[LISTED ENTRIES Boundary: Start]

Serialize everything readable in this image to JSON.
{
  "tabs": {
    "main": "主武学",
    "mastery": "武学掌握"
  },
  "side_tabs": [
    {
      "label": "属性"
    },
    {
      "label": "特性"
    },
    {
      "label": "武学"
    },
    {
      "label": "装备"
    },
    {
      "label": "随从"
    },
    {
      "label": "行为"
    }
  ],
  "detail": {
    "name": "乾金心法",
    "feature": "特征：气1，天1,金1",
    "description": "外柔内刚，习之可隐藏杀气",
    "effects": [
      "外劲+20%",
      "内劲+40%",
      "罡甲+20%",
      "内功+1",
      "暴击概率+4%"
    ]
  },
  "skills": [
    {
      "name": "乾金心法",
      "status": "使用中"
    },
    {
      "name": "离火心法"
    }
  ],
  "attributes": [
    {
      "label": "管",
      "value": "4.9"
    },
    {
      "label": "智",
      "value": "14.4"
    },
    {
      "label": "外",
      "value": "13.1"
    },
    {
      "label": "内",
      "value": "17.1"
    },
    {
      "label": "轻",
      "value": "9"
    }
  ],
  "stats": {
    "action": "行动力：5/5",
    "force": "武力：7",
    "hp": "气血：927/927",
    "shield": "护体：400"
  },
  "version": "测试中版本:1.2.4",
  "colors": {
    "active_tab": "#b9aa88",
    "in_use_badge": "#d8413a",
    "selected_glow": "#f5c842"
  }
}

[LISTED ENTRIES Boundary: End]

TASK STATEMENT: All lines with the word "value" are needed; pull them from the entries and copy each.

TASK SOLUTION:
      "value": "4.9"
      "value": "14.4"
      "value": "13.1"
      "value": "17.1"
      "value": "9"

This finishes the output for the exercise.